  • negotiation and arrangement for execution of land area projects
  • field observation and inspection of land area construction
  • landscape restoration


Programs of landscape architecture are accredited by the Landscape Architectural Accreditation Board (LAAB). The mission of the Landscape Architectural Accreditation Board (LAAB) is to evaluate, advocate for, and advance the quality of education in landscape architectural programs.


Licensure in California can be obtained through the combination of Education, Experience and Examination, often referred to as the three E’s or the three legged stool. Each of the three ‘legs’ are important to provide for the knowledge, skills and ability to help protect the health, safety and welfare of the public.

As defined in the Landscape Architects Practice Act: "Landscape architect" means a person who holds a license to practice landscape architecture in this state under the authority of this chapter (The Landscape Architects Practice Act). People without a licensure are not permitted to call themselves landscape architects or practice landscape architecture.

To qualify for the written examination, applicants must have six years of training and educational experience in actual practice of landscape architecture. A degree from a school of landscape architecture approved by the board is deemed equivalent to four years of training and educational experience. Cal Poly Pomona is an approved school for both the BSLA and MLA programs.

Candidates may take sections 1 and 2 of the LARE following meeting the education requirements, but must wait until meeting the full education/experience standard before taking sections 3 and 4. Candidates must also pass the California supplemental exam following passage of all sections of the LARE.

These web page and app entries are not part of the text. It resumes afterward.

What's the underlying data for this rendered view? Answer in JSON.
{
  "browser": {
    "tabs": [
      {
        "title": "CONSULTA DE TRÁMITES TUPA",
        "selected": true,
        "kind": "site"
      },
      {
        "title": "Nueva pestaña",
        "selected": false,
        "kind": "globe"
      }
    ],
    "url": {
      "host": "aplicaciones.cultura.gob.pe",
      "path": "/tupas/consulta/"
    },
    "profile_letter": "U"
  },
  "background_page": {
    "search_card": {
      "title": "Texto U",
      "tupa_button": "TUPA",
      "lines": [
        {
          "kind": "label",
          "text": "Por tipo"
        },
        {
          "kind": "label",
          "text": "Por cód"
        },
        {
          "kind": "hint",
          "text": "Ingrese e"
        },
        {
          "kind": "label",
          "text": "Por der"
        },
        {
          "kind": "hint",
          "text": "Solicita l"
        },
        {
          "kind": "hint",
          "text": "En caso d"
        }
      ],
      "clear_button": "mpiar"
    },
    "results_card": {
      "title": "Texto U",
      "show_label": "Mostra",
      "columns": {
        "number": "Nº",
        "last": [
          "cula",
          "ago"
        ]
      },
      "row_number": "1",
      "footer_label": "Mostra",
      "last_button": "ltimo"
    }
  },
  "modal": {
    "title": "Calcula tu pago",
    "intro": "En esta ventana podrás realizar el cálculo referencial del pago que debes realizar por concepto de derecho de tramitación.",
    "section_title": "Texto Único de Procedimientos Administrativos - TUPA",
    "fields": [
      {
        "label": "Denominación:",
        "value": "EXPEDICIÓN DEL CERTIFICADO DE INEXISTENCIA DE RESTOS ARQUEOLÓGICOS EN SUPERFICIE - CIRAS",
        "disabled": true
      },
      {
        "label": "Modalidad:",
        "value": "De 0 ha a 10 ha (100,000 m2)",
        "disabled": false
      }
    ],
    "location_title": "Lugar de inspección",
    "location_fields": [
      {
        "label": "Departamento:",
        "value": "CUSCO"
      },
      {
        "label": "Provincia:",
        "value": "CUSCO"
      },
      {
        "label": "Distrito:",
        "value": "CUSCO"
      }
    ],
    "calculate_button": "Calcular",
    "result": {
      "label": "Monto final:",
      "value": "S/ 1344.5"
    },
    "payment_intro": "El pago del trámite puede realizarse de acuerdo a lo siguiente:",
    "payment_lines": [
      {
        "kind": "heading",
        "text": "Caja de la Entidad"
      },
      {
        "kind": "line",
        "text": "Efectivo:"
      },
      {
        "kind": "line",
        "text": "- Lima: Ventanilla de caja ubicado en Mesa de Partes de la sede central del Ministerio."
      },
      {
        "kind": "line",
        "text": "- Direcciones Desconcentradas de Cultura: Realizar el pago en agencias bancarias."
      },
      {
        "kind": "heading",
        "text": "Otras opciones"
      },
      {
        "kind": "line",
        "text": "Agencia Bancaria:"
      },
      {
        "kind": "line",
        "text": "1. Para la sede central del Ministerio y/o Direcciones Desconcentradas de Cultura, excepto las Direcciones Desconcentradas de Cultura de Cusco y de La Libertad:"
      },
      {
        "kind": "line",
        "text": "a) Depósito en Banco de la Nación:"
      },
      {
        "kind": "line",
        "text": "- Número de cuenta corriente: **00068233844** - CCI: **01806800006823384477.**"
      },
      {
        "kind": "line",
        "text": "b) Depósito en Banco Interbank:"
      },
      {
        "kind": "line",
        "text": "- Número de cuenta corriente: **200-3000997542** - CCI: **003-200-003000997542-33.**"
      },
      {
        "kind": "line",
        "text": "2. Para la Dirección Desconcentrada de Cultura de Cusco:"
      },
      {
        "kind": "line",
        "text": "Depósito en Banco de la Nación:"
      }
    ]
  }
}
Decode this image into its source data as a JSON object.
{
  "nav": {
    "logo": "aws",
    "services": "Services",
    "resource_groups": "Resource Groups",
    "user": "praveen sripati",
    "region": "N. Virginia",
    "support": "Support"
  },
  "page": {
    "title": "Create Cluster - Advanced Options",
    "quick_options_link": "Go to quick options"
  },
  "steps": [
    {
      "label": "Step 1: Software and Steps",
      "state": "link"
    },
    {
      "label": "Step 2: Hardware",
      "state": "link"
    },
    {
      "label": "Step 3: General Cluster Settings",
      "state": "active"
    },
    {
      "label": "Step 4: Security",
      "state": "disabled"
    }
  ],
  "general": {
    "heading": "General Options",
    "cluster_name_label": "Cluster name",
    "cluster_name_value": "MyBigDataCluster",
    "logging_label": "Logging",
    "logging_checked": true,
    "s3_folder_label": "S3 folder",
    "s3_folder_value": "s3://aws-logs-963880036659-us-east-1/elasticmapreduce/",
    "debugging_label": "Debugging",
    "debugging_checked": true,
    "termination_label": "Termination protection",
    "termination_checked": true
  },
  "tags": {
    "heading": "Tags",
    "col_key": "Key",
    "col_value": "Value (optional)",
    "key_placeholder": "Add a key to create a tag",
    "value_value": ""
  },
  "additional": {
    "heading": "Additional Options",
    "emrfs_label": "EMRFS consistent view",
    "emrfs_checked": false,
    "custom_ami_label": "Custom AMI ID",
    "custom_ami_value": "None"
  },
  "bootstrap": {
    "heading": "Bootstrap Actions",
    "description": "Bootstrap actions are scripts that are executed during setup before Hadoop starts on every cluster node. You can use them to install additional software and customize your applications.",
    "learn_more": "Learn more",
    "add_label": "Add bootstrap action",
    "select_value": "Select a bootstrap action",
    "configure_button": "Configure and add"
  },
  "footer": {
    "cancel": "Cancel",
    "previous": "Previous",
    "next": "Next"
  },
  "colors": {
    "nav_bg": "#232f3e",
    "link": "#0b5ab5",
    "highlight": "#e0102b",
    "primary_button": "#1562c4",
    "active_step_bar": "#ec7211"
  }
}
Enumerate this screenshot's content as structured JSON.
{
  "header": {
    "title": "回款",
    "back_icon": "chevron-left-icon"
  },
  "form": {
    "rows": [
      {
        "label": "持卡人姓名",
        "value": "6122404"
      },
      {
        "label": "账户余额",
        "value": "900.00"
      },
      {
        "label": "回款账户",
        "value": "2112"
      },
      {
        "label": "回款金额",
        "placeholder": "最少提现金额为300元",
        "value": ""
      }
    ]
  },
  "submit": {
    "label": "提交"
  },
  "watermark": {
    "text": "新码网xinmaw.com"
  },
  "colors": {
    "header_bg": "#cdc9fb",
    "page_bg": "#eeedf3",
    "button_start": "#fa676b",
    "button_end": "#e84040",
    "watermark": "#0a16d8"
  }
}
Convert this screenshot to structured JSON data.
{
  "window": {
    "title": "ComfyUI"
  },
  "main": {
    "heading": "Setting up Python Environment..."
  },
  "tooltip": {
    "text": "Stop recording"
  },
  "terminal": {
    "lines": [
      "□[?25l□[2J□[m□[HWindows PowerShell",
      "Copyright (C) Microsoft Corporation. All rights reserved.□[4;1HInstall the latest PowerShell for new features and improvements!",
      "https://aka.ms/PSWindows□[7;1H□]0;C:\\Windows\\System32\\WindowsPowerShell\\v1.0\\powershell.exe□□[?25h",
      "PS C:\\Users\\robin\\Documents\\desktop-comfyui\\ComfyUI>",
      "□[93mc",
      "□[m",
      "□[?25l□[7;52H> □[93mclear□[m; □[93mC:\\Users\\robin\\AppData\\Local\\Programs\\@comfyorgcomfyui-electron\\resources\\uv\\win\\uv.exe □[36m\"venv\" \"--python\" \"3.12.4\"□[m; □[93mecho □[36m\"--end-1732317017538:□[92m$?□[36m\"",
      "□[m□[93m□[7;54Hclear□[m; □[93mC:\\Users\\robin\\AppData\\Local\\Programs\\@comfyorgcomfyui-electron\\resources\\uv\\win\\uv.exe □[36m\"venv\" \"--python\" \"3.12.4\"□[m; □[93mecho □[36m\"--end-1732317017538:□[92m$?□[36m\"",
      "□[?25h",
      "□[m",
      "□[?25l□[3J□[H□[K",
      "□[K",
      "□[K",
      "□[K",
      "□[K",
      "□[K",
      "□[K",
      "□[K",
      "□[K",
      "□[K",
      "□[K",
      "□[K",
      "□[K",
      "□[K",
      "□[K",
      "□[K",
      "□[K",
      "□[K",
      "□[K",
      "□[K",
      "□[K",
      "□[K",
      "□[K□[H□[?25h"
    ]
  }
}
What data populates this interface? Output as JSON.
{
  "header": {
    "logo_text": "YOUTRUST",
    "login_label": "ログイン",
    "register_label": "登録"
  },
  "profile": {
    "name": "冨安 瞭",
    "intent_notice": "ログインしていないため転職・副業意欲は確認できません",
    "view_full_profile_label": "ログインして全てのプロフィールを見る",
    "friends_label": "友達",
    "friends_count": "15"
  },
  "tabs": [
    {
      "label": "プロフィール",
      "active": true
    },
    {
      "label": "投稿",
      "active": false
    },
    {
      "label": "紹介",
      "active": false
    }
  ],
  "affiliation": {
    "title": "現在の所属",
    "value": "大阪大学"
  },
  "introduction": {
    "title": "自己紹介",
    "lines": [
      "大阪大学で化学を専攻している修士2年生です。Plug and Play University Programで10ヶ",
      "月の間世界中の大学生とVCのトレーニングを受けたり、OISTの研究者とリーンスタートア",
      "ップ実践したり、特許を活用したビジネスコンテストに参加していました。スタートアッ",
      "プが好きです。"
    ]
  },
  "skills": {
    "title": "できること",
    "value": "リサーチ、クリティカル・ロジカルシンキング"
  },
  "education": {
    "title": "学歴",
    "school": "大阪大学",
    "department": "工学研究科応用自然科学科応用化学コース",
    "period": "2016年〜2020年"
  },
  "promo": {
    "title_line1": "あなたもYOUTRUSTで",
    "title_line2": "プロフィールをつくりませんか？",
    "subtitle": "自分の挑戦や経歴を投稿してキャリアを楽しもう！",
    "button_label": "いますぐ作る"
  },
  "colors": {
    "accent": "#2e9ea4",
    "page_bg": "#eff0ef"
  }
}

Visit http://www.latc.ca.gov to learn more about licensure.


Candidates must have at least two years of training/practice credit to be eligible for the examination. At least one of the two years of training/practice credit shall be under the direct supervision of a landscape architect licensed in a United States jurisdiction, and should be completed after graduation. Visit http://www.latc.ca.gov to learn more about licensure.


Individuals who are licensed to practice landscape architecture in one state may obtain a license from another state by completing the reciprocity licensure process. To obtain a license in another state, individuals must pass the written examination and meet the education and training requirements for first-time exam candidates in that state. Different states have different requirements.

Visit http://www.latc.ca.gov to learn more about licensure and reciprocity.